Although kimchi has been said to prevent bird flu and SARS, cure the common cold, prevent certain types of cancer and improve the skin, few of the claims have a scientific basis.

That meant nothing to an official guide escorting a group of Thai journalists travelling with Thai Foreign Minister Kantathi Suphamongkhon on a recent visit to the secluded Communist country.

Asked by one journalist how he knew the SARS and bird flu claims were true, the guide — who gave his name only as “Mr Kim”, answered in an angry voice:

“Where were you? I don’t understand why you never knew this information. Everybody in North Korea knows about it.”

North Korea had an outbreak of bird flu at poultry farms in Pyongyang earlier this year.


Other questions agitated the guide.

A journalist working for a Japanese news agency wondered aloud if North Koreans used “Ajinomoto” — a Japanese brand name for monosodium glutamate seasoning — in kimchi to make it so tasty.

“What do you mean?,” Mr Kim asked. “You said a Japanese word. We live in Korea and we only eat Korean food.”

North Korea’s official media roundly criticises Japan, the former colonial overlord of the Korean peninsula which was divided into North and South at the end of World War Two.
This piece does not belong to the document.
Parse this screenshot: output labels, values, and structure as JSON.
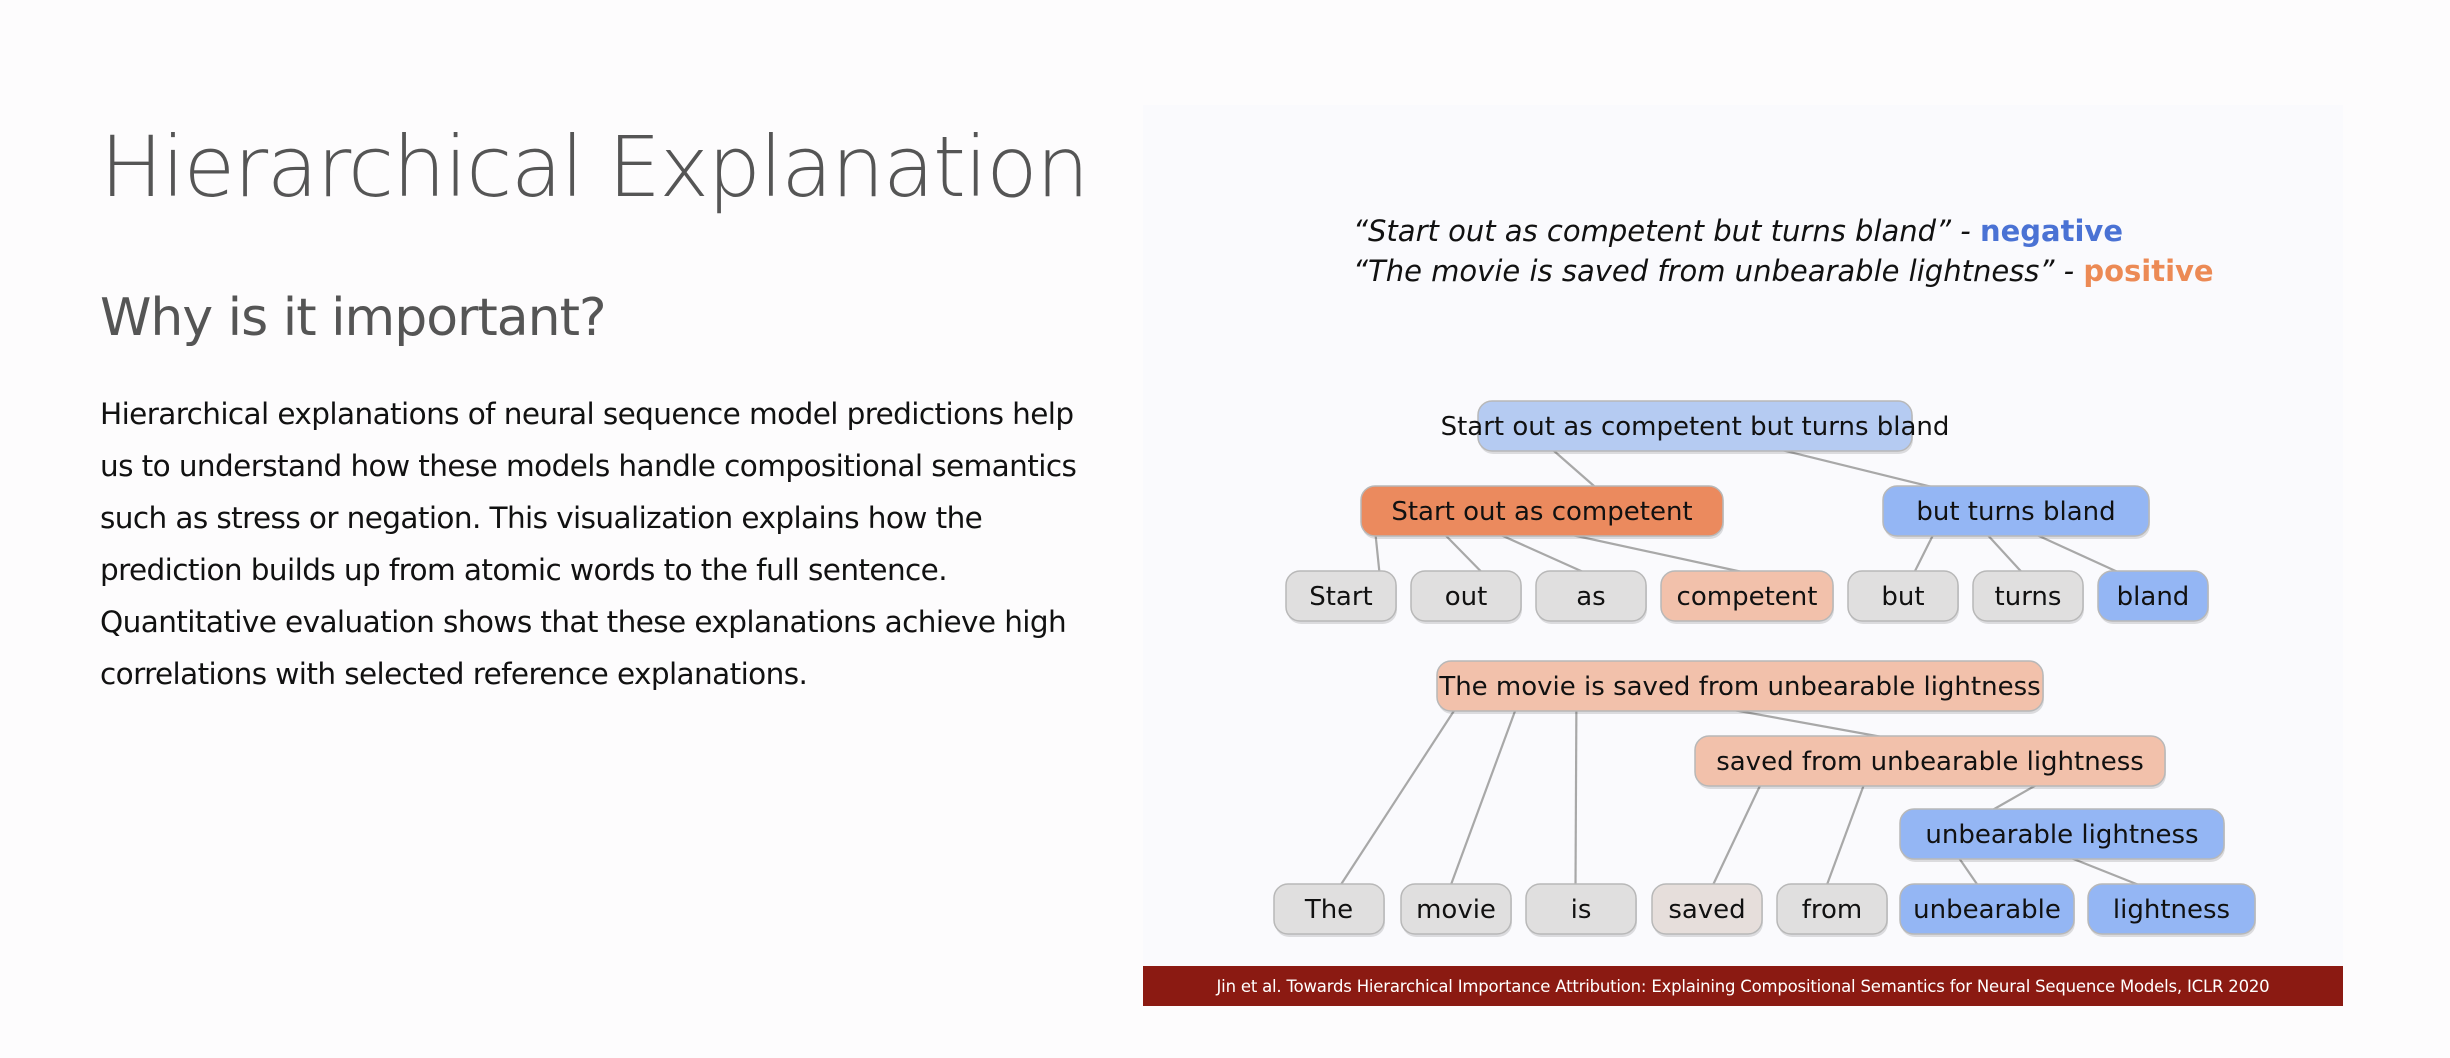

North Korea has stayed isolated since the split in the spirit of its national ideology of “juche”, or self-reliance, and is now feared by the international community to be building a nuclear weapons programme — the subject of so-called six-party talks being held on and off in Beijing.

Propaganda about North Korea’s leaders and the Communist revolution is part of life in the state. It assails visitors arriving at Pyongyang airport and thrusts itself from fields and roads on billboards in the countryside and from state television.

In fact, propaganda is launched at visitors before they even get out of the plane. Soon after touchdown, the plane’s speakers lauded Kim Il-sung — North Korea’s founding Great Leader, Father Leader and Eternal Leader — and his son, Dear Leader Kim Jong-il.

Billboards plastered with slogans are everywhere, from the government’s reception hall to paddy fields along highways.

“Long Live the Dear Leader, Kim Jong-il!” reads a group of billboards, each carrying a Korean syllable, erected in the middle of a paddy field outside Pyongyang.

Another row of billboards on a grassy foothill read: “Whatever the party decides, we will do it!”

When asked who put up the billboards, Mr Kim consulted a colleague, then said: “It is the people who put up those signs themselves.”

The visit by the Thai foreign minister was timed to celebrate 30 years of diplomatic relations between Thailand and North Korea. Foreign journalists rarely visit and are closely supervised when they do.